Psychological investigations of driver behavior have traditionally adopted a systems approach emphasizing driving in terms of information processing and skilled performance. Very few investigators have studied the driver in a social context, even though much behavior on the road involves interactions with other people. In this study interviews were conducted with a random sample of 202 road users. Using both quantitative and qualitative techniques, to determine reactions to a number of common driving situations (e.g. near collisions). Behavior of other drivers was seen as a major cause of potential danger in traffic, and psychological reactions while driving appeared to be markedly affected by the behavior of other road users. Drivers continually imputed motives, opinions, and values to other drivers on the basis of visible characteristics not directly related to driving skill; furthermore, many of the traits identified as characterizing dangerous driving referred to qualities of an interpersonal nature, including age, sex and apppearance. These results suggest that driving performance is not based solely on the practical, physical attributes of the driving situation, but also involves a social psychological process in which reactions stem from motives and attitudes that are inferred to exist in other drivers. This has both theoretical and practical consequences, and it is probable that driver education and remedial treatment programs for defective drivers could benefit from the insights of social psychological theory as an aid to understanding the process. /Author/SRIS/

Media Info

  • Features: References; Tables;
  • Pagination: n.p.
  • Serial:
    • Volume: 2

Subject/Index Terms

Filing Info
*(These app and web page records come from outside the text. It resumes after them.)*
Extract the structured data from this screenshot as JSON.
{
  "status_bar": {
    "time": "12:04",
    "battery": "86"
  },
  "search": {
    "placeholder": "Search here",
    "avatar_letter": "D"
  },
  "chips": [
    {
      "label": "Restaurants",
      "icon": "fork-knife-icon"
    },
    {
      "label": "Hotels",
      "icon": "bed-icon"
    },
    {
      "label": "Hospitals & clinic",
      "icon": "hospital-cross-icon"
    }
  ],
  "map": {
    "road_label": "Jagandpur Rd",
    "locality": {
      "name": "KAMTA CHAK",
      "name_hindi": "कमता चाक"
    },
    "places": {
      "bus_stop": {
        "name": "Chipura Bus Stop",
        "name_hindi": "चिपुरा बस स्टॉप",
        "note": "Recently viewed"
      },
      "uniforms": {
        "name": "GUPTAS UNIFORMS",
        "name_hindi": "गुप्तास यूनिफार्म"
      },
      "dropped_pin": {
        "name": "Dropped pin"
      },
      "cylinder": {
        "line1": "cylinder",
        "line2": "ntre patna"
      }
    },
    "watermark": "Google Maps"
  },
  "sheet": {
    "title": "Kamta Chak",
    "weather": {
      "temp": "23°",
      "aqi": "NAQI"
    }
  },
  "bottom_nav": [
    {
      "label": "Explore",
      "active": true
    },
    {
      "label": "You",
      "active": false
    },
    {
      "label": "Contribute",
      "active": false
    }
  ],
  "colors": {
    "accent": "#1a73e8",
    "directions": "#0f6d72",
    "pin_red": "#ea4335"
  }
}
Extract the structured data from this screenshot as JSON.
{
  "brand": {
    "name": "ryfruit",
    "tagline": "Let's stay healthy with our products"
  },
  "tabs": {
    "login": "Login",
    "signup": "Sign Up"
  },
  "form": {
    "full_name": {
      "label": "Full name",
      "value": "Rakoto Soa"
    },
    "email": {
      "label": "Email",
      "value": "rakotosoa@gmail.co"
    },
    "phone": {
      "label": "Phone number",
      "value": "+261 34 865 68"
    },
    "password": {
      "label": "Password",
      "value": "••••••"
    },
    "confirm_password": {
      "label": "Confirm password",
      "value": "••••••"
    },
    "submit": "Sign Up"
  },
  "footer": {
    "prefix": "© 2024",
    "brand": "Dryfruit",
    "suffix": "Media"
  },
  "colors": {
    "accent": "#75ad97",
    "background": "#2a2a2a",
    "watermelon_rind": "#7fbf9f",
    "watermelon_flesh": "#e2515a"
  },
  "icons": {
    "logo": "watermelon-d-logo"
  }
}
  • Accession Number: 00190146
  • Record Type: Publication
  • Source Agency: National Safety Council Safety Research Info Serv
  • Files: TRIS
  • Created Date: May 26 1979 12:00AM